Recent years have seen a major shift in models of ESOL delivery, away from ‘discrete’ ESOL provision towards language teaching that is more contextualised and flexible, for example through ‘blended’ delivery involving ICT, or through more flexible timetabling. It can also mean embedding language learning in vocational courses, in workplace training, or in other contexts relevant to learners’ lives and ambitions, such as ESOL citizenship.

Some models of delivery may be determined by the contexts and settings in which they occur, such as prisons and probation or family learning in schools. You can find further useful information, definitions and resources in the Embedding LLN Starter Kit and the Flexible Models Starter Kit.

The Developing Models of Flexible Delivery of Skills for Life provision report looks at blended and distance learning and flexible attendance models, and the implications of these approaches for pedagogy and for resources.

ESOL in the workplace

ESOL in the Workplace draws together UK and international research on ESOL in the workplace.

ESOL Pathfinder: Working With Employers is a collection of case studies based on pathfinder projects across England exploring collaboration between employers and training organisations to develop ESOL training programmes.

Embedding ESOL in other programmes

You wouldn't expect a maths teacher to teach plastering explains different models for embedding and presents case studies of embedding in practice and the impact on learning and achieving.

Embedding ESOL in a construction course is a set of materials, including films, covering aspects of embedding ESOL in a construction programme including ESOL and vocational staff working together and the learners perspective. 

Practical guidance for embedding Skills for Life includes information on what is meant by embedded Skills for Life, models of delivery and staffing. 

Providers can search for materials from a huge bank of embedded learning materials contextualised to different vocational areas via the Embedded learning portal. These embedded teaching and learning materials are designed for use by ESOL teachers and vocational teachers and trainers. The 'Making the most of the embedded learning portal' provides more information on this bank of resources.

In Improving Learner Success by Embedding Literacy, Language and Numeracy organisations share their experiences and provide guidance for others developing an embedded approach.

Provider examples

East Berkshire College document 1 & document 2 
This college developed an approach to designing resources to support ESOL learners within mainstream programmes.

Pitman Training resource
Teaching and learning resources were developed for NVQ L2 Communications in Care.

Supporting ESOL learners through blended learning models

A study looking at a blended learning English course held at an Italian university has shown it has had a beneficial effect on both teachers and learners.

English for Food Hygiene Session 1 provides an example of a blended learning approach in practice.
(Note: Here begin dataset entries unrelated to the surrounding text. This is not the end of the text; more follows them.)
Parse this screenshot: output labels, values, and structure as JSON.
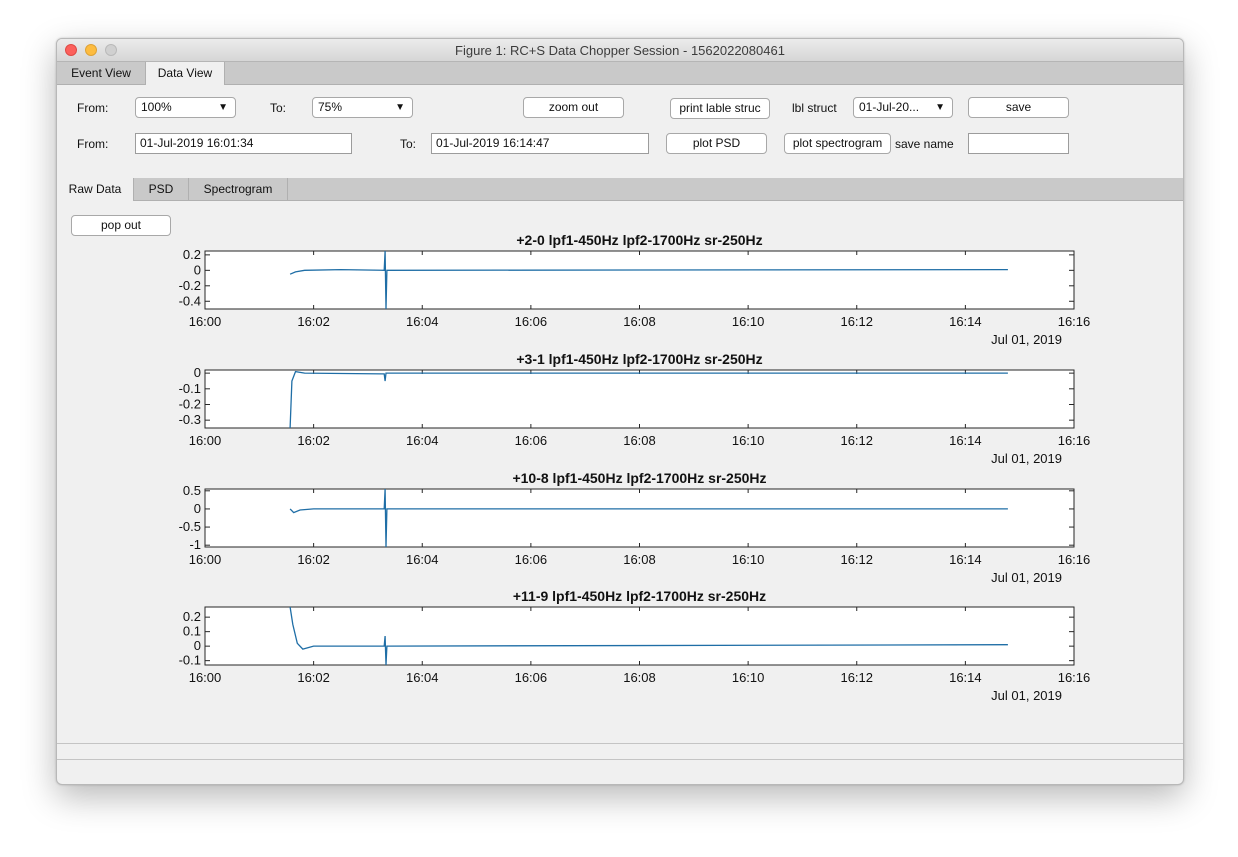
{
  "window": {
    "title": "Figure 1: RC+S Data Chopper Session - 1562022080461"
  },
  "top_tabs": [
    {
      "label": "Event View"
    },
    {
      "label": "Data View"
    }
  ],
  "controls": {
    "from_pct_label": "From:",
    "from_pct_value": "100%",
    "to_pct_label": "To:",
    "to_pct_value": "75%",
    "zoom_out": "zoom out",
    "print_lable_struc": "print lable struc",
    "lbl_struct_label": "lbl struct",
    "lbl_struct_value": "01-Jul-20...",
    "save": "save",
    "from_time_label": "From:",
    "from_time_value": "01-Jul-2019 16:01:34",
    "to_time_label": "To:",
    "to_time_value": "01-Jul-2019 16:14:47",
    "plot_psd": "plot PSD",
    "plot_spectrogram": "plot spectrogram",
    "save_name_label": "save name",
    "save_name_value": ""
  },
  "inner_tabs": [
    {
      "label": "Raw Data"
    },
    {
      "label": "PSD"
    },
    {
      "label": "Spectrogram"
    }
  ],
  "pop_out": "pop out",
  "chart_data": [
    {
      "type": "line",
      "title": "+2-0 lpf1-450Hz lpf2-1700Hz sr-250Hz",
      "x_ticks": [
        "16:00",
        "16:02",
        "16:04",
        "16:06",
        "16:08",
        "16:10",
        "16:12",
        "16:14",
        "16:16"
      ],
      "x_date_label": "Jul 01, 2019",
      "xlim": [
        "16:00",
        "16:16"
      ],
      "ylim": [
        -0.5,
        0.25
      ],
      "y_ticks": [
        "0.2",
        "0",
        "-0.2",
        "-0.4"
      ],
      "y_tick_values": [
        0.2,
        0,
        -0.2,
        -0.4
      ],
      "color": "#1f6ea6",
      "series": [
        {
          "points": [
            [
              "16:01:34",
              -0.05
            ],
            [
              "16:01:40",
              -0.02
            ],
            [
              "16:01:50",
              0.0
            ],
            [
              "16:02:30",
              0.01
            ],
            [
              "16:03:18",
              0.0
            ],
            [
              "16:03:19",
              0.25
            ],
            [
              "16:03:20",
              -0.5
            ],
            [
              "16:03:21",
              0.0
            ],
            [
              "16:14:47",
              0.01
            ]
          ]
        }
      ]
    },
    {
      "type": "line",
      "title": "+3-1 lpf1-450Hz lpf2-1700Hz sr-250Hz",
      "x_ticks": [
        "16:00",
        "16:02",
        "16:04",
        "16:06",
        "16:08",
        "16:10",
        "16:12",
        "16:14",
        "16:16"
      ],
      "x_date_label": "Jul 01, 2019",
      "xlim": [
        "16:00",
        "16:16"
      ],
      "ylim": [
        -0.35,
        0.02
      ],
      "y_ticks": [
        "0",
        "-0.1",
        "-0.2",
        "-0.3"
      ],
      "y_tick_values": [
        0,
        -0.1,
        -0.2,
        -0.3
      ],
      "color": "#1f6ea6",
      "series": [
        {
          "points": [
            [
              "16:01:34",
              -0.35
            ],
            [
              "16:01:36",
              -0.05
            ],
            [
              "16:01:40",
              0.01
            ],
            [
              "16:01:50",
              0.0
            ],
            [
              "16:03:18",
              -0.005
            ],
            [
              "16:03:19",
              -0.05
            ],
            [
              "16:03:20",
              0.0
            ],
            [
              "16:14:47",
              0.0
            ]
          ]
        }
      ]
    },
    {
      "type": "line",
      "title": "+10-8 lpf1-450Hz lpf2-1700Hz sr-250Hz",
      "x_ticks": [
        "16:00",
        "16:02",
        "16:04",
        "16:06",
        "16:08",
        "16:10",
        "16:12",
        "16:14",
        "16:16"
      ],
      "x_date_label": "Jul 01, 2019",
      "xlim": [
        "16:00",
        "16:16"
      ],
      "ylim": [
        -1.05,
        0.55
      ],
      "y_ticks": [
        "0.5",
        "0",
        "-0.5",
        "-1"
      ],
      "y_tick_values": [
        0.5,
        0,
        -0.5,
        -1
      ],
      "color": "#1f6ea6",
      "series": [
        {
          "points": [
            [
              "16:01:34",
              0.0
            ],
            [
              "16:01:38",
              -0.1
            ],
            [
              "16:01:45",
              -0.03
            ],
            [
              "16:02:00",
              0.0
            ],
            [
              "16:03:18",
              0.0
            ],
            [
              "16:03:19",
              0.55
            ],
            [
              "16:03:20",
              -1.05
            ],
            [
              "16:03:21",
              0.0
            ],
            [
              "16:14:47",
              0.0
            ]
          ]
        }
      ]
    },
    {
      "type": "line",
      "title": "+11-9 lpf1-450Hz lpf2-1700Hz sr-250Hz",
      "x_ticks": [
        "16:00",
        "16:02",
        "16:04",
        "16:06",
        "16:08",
        "16:10",
        "16:12",
        "16:14",
        "16:16"
      ],
      "x_date_label": "Jul 01, 2019",
      "xlim": [
        "16:00",
        "16:16"
      ],
      "ylim": [
        -0.13,
        0.27
      ],
      "y_ticks": [
        "0.2",
        "0.1",
        "0",
        "-0.1"
      ],
      "y_tick_values": [
        0.2,
        0.1,
        0,
        -0.1
      ],
      "color": "#1f6ea6",
      "series": [
        {
          "points": [
            [
              "16:01:34",
              0.27
            ],
            [
              "16:01:37",
              0.15
            ],
            [
              "16:01:42",
              0.02
            ],
            [
              "16:01:48",
              -0.02
            ],
            [
              "16:02:00",
              0.0
            ],
            [
              "16:03:18",
              0.0
            ],
            [
              "16:03:19",
              0.07
            ],
            [
              "16:03:20",
              -0.13
            ],
            [
              "16:03:21",
              0.0
            ],
            [
              "16:14:47",
              0.01
            ]
          ]
        }
      ]
    }
  ]
}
Since the arrival of the two dedicated IT suites and the full use that staff are making of the VLE and interactive whiteboard, the students are clearly enjoying themselves, they are able to learn at their own pace, the curriculum has become significantly enhanced and the results are beginning to speak for themselves.

In this case study, Amersham and Wycombe College describes how it embedded e-learning into its ESOL programmes.